The Azure cloud uses Linux to handle data center networking - in a specialized software component developed by Microsoft to run conectivity within its cloud operating system, along lines set out by the Open Compute Project.
Given Microsoft’s historic reluctance to support open source, and its efforts to promote Windows as the world’s default operating system, there was widespread surprise when a Microsoft Azure blog last week revealed that Microsoft had built its own Azure Cloud Switch (ACS) software for data center networking - and based it on Linux.
Managing multi-vendor switches
The switch is designed to provide a “cloud-wide network management platform”, which can manage switches from multiple vendors, despite the radically different software used on each one, according to Kamala Subramaniam, principal architect for Azure networking.
“Both the cloud and the enterprise depend on high-speed, highly available networks to power their services,” said Subramaniam. ”This makes it critical for network operators to be able to control their own destiny by rapidly adding to their network features they need while keeping out feature changes that increase risk and complexity.”
Network switch hardware keeps improving, getting cheaper and faster, thanks to competition, she said, but the different software on each one is a barrier to integrating the best-of-breed switches, and keeping features available when a new switch enters the data center: ”Ideally, we would like all the benefits of the features we have implemented and the bugs we have fixed to stay with us, even as we ride the tide of newer switch hardware innovation.”
The ACS is a cross-platform modular operating system for data center networking built on Linux, which can quickly debug, fix, and test software on various switches, and gives Microsoft the flexibility to develop the features it needs, while sharing the same software stack across hardware from multiple switch vendors.
The system uses a standard API called the Switch Abstraction Interface (SAI), which has emerged from the Open Compute Project (OCP), and is allows programming of network switching ASICs. Microsoft helped found the SAI effort and has been a leading contributor to it. “We view SAI as an instrumental piece to make the ACS a success,” said Subramaniam.
A bit deviant
The ACS “deviates in many aspects from conventional switch software”, she explained. It uses a “lean” stack tuned to s single customer - Microsoft - and a single purpose - data center networks. It is also modular, instead of the monolithic stacks used by switch vendor software. These two factors make the software easier to validate, and avoids unexpected bugs, so things can be implemented more quickly.
The ACS also includes a monitoring and diagnostics system from Microsoft, for easier configuration and management, and allows the switches to be managed like servers, with weekly software rollouts and roll backs.
“ACS believes in the power of Open Networking,” said Subramaniam, ”ACS together with the open, standardized SAI interface allows us to exploit new hardware faster and enables us to ride the tide of ASIC innovation while simultaneously being able to operate on multiple platforms.”

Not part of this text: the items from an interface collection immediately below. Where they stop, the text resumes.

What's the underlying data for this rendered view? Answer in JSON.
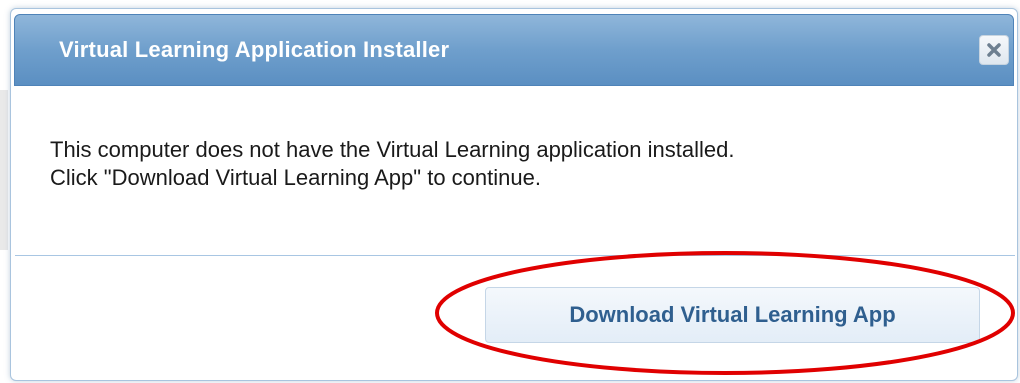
{
  "dialog": {
    "title": "Virtual Learning Application Installer",
    "close_icon": "close-x-icon",
    "message_lines": [
      "This computer does not have the Virtual Learning application installed.",
      "Click \"Download Virtual Learning App\" to continue."
    ],
    "download_button_label": "Download Virtual Learning App"
  },
  "annotation": {
    "shape": "ellipse",
    "color": "#e00000"
  },
  "colors": {
    "titlebar": "#6f9fcc",
    "button_text": "#2f5f8f"
  }
}
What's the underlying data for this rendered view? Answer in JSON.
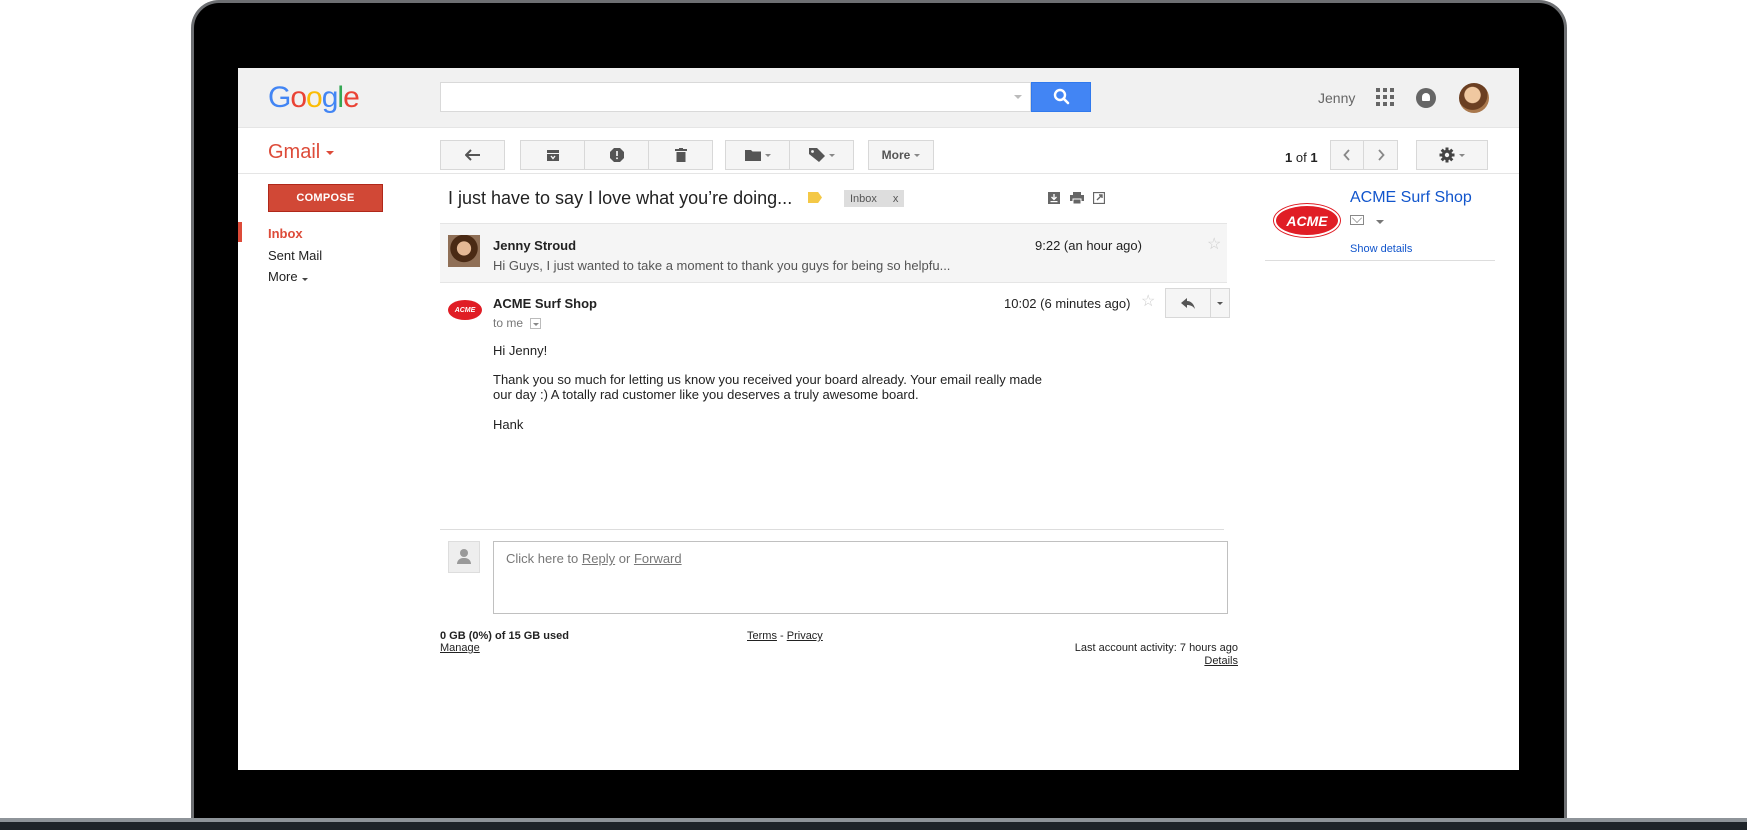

And the Linux base is fundamental to this, she said, because its “vibrant ecosystem” allows the system to use and extend applications from the open source community such as Quagga, as well as apps from Microsoft like Autopilot or Swan, as well as code from third parties.
The system includes a modular database layer, within Switch State Service (SSS), which helps in object sharing among different applications.
The whole thing was demonstrated at the SigComm conference in August 2015, with support form four ASIC vendors - Mellanox, Broadcom, Cavium, and the Barefoot software switch. It also worked with six implementations of SAI, from Broadcom, Dell, Mellanox, Cavium, Barefoot, and Metaswitch), and three applications stacks (Microsoft, Dell, and Metaswitch).
In the demonstration one software application spoke to the various ASICs, while the ACS also interworked with Dell’s and Metaswitch’s own application stacks, using a “clos” topology that Microsoft uses in its datacenters. The desmonstration covered layer 3 routing funcitons and complex quality of service (QoS) functions.